Each week IPA staff and guest contributors take a look at the weekly parsha and discuss it in a way you may never have seen. Any hashkafic, halachic or political opinions are personal and do not reflect the official psak or policy of the OU.
Yom Kippur 5771 – Back to the Future
Ed Koch, the former (and perhaps permanent) mayor of New York tells a story that soon after he was turned from office by New York’s somewhat fickle voters, he reported that people approached him, sometimes ten in a day, saying “Mayor, you must run again.” Mr. Koch reports that he replied “No! The people threw me out, and now the people must be punished.”
Yom Kippur is a time of spiritual accounting that we can understand, because it makes sense. There’s a ledger somewhere in Heaven with all the A/R & A/P, the intake and the outflow, the cash reserves, the endowment, investments and the debt, credit line and future obligations. You add up all the numbers and you have a balance – either in the black (good) or the red (not as good).
Just like in elections (at least in democracies). We vote. And then those votes & those elections have consequences. (The Washington Post noted this in their support of confirming Chief Justice Roberts: he was qualified & President Bush had won. Did Democrats think he’d nominate a liberal to the court? After raising certain concerns on how Roberts might rule as justice, the Post concluded,” These are all risks, but they are risks the public incurred in reelecting President Bush.”)
So what then, is teshuva? Repentance makes no sense.

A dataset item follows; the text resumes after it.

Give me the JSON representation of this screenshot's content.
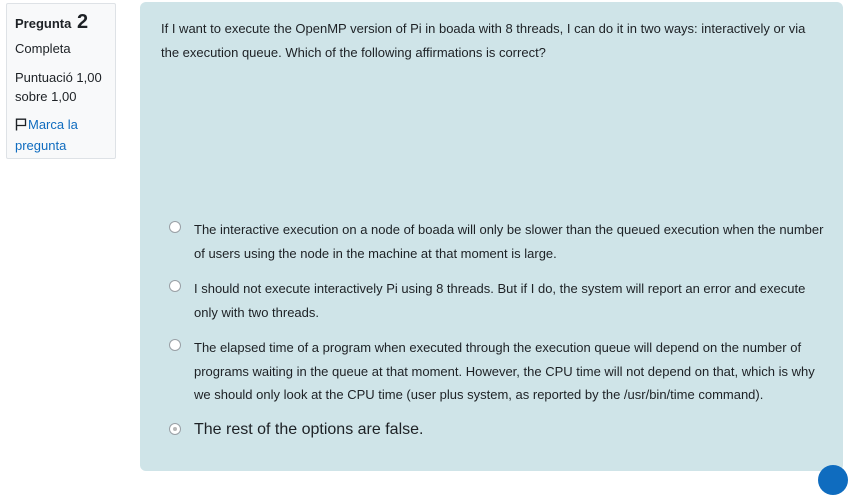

It does not change the past – at least in the physical world (what occurs metaphysically and supernaturally in the cosmic sense is beyond this blog post – or its author – to discuss).

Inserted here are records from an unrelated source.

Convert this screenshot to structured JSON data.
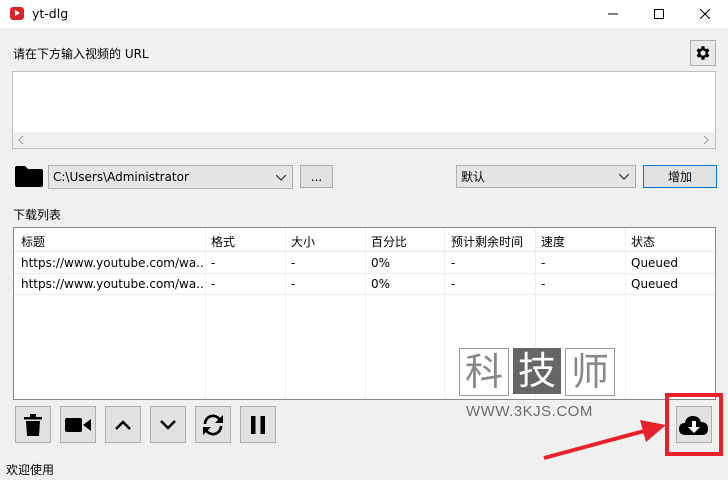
{
  "window": {
    "title": "yt-dlg"
  },
  "url_prompt": "请在下方输入视频的 URL",
  "path": {
    "value": "C:\\Users\\Administrator",
    "browse_label": "..."
  },
  "format": {
    "value": "默认"
  },
  "add_button": "增加",
  "download_list_label": "下载列表",
  "table": {
    "headers": [
      "标题",
      "格式",
      "大小",
      "百分比",
      "预计剩余时间",
      "速度",
      "状态"
    ],
    "rows": [
      [
        "https://www.youtube.com/wa...",
        "-",
        "-",
        "0%",
        "-",
        "-",
        "Queued"
      ],
      [
        "https://www.youtube.com/wa...",
        "-",
        "-",
        "0%",
        "-",
        "-",
        "Queued"
      ]
    ]
  },
  "watermark": {
    "chars": [
      "科",
      "技",
      "师"
    ],
    "url": "WWW.3KJS.COM"
  },
  "status_bar": "欢迎使用",
  "colors": {
    "highlight": "#e8222a",
    "accent_border": "#0078d7"
  }
}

We cannot take back bad things we have said and bad deeds we have done. We can regret them. We can promise to sincerely try better in the future. But what is done is done. (As an aside, we note that Rabbi Chaim Friedlander, in Sifsei Chaim, his monumental work on Jewish thought, writes in the Shemonah Esrei, the Amida prayer, the blessing of regret & repentance (Hashiveiynu) precedes S’lach Lanu, the blessing of forgiveness. First one changes for the better. Only then may they ask pardon.)
It is true in the natural world, where consequences are linear, that the past is the past & can’t be undone. But in our relationships with others: G-d and man, and our relationship with ourselves that’s not 100 percent true. We can’t take back a past deed or word, but we can, if we are sincere, make what we have done better.
It works on the communal & national levels. Not by changing the past. We cannot change history. But who would have thought 65 years ago that one of Israel’s greatest friends in Europe would be Poland? Or that after centuries of bloodshed splashed and splattered across Europe, that one of the American Jewish community’s greatest allies (across Jewish denominational lines) is the Catholic Church.
An as well, in our personal lives as well, parents and siblings and spouses and neighbors and friends cannot take back the past. But with sincere effort, they can remake the future.
That is the gift of teshuva. The gift of Yom Kippur. And it would work wonders in our political, national and communal lives as well. Here’s to hoping.
G’mar chatima tova.
Words to consider, ideas to ponder – politics & the parsha.
Posted by: Howie Beigelman, Deputy Director of Public Policy